Tribes Unite Against Private Gambling in Grants Pass

A group of Oregon’s Tribal leaders, including Cow Creek Board of Directors Chairman Dan Courtney, are united in their opposition to a proposed private gambling project in Grants Pass.

The project, the Flying Lark, is already under construction in Grants Pass, with a planned horse racing track and a proposed facility with 225 “historic horse race” betting machines. The Flying Lark is a project launched by Grants Pass native and Dutch Bros’ co-founder Travis Boersma.

Courtney, along with Confederated Tribes of Grande Ronde Chairwoman Cheryle Kennedy, Confederated Tribes of Coos, Lower Umpqua and Siuslaw Indians Chairwoman Debbie Bossley, and Klamath Chairman Don Gentry, co-authored an opinion column in Wednesday’s Oregonian newspaper arguing that an approval of the project amounts to private gambling, fundamentally causing harm to the Oregon economy and many communities across the State of Oregon.  The co-authors contend that the gaming on-site at Flying Lark will ultimately hurt Oregon’s Tribal communities, as well as the Oregon Lottery, by causing a decline in Tribal revenue that provides for community healthcare, childcare, social services, housing and education. Money generated by the Oregon Lottery also goes toward public schools, essential services for Oregon’s military veterans, and maintaining state parks.

Courtney and the co-authors also write that they aligned to commission a study of the economic impact of a private gambling establishment, and that the bottom line amounts to a loss of $20 million for Oregon Tribes and the state lottery during the first year. According to a publication by the Grande Ronde Tribe, that same study warns those losses could extend to into the hundreds of millions of dollars if additional private gaming race tracks and facilities are approved in other Oregon communities.

The co-authors point out there has been no public input sought to help make a decision.
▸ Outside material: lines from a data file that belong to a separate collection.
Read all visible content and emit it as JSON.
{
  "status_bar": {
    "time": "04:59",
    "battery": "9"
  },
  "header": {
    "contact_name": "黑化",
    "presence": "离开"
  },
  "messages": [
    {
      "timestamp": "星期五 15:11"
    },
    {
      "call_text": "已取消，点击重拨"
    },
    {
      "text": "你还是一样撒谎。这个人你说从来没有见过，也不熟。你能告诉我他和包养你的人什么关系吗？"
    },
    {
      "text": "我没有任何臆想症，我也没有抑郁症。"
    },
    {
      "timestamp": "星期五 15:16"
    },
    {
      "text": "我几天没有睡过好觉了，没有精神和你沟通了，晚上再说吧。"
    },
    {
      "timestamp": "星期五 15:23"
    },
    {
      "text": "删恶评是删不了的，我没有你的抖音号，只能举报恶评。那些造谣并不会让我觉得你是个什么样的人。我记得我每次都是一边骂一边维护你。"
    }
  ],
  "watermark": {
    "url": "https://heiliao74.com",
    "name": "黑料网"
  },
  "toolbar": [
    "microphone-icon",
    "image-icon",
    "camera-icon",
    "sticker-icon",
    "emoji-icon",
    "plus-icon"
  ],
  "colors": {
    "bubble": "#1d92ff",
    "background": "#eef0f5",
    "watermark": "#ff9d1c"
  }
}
They are requesting the state delay considering the project until ample studies and opinions are considered from all involved parties.

The Oregon Racing Commission plans to meet Thursday (10/21) to discuss these plans.

Click here to read Chairman Courtney’s co-guest opinion column in the Oregonian